In a trayed absorber the amine falls from one tray to the one below in the same manner as the liquid in a condensate stabilizer. It flows across the tray and over a weir before flowing into the next downcomer. The gas bubbles up through the liquid and creates a froth that must be separated from the gas before it reaches the underside of the next tray. For preliminary design, a tray spacing of 24 in. and a minimum diameter capable of separating 150 to 200 micron droplets can be assumed. The size of packed towers must be obtained from manufacturer’s published literature.

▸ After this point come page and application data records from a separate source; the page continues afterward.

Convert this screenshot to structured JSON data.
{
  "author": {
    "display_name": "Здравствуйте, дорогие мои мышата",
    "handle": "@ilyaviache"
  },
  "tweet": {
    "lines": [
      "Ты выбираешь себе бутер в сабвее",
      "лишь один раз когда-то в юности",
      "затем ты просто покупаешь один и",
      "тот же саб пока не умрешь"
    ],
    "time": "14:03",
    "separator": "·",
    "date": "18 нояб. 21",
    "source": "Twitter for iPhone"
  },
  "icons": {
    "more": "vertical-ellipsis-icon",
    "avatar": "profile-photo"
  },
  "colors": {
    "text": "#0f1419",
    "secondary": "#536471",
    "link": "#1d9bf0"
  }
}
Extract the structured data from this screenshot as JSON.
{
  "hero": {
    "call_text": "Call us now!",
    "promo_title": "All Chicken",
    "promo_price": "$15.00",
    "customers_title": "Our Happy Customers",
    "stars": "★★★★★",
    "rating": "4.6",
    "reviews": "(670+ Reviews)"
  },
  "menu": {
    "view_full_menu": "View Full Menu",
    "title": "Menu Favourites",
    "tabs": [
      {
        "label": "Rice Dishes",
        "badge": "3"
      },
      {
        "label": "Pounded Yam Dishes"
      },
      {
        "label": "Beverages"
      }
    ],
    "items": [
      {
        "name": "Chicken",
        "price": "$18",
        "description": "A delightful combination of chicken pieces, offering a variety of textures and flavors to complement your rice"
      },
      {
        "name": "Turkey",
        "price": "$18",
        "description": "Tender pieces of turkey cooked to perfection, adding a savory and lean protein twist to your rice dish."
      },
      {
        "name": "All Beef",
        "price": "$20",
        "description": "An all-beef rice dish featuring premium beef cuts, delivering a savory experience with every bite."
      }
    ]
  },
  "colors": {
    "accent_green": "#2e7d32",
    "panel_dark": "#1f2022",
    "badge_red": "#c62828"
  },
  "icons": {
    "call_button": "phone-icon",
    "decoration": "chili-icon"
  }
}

Commonly, amine absorbers include an integral gas scrubber section in the bottom of the tower. This scrubber would be the same diameter as required for the tower. The gas entering the tower would have to pass through a mist eliminator and then a chimney tray. The purpose of this scrubber is to remove entrained water and hydrocarbon liquids from the gas to protect the amine solution from contamination.

Alternately, a separate scrubber vessel can be provided so that the tower height can be decreased.

For ME A systems with a large gas flow rate, a scrubber should be considered for the outlet sweet gas. The vapor pressure of MEA is such that the separator may be helpful in reducing MEA losses in the overhead sweet gas. DEA systems do not require this scrubber because the vapor pressure of DEA is very low.

Written by Jack

September 19th, 2009 at 10:15 am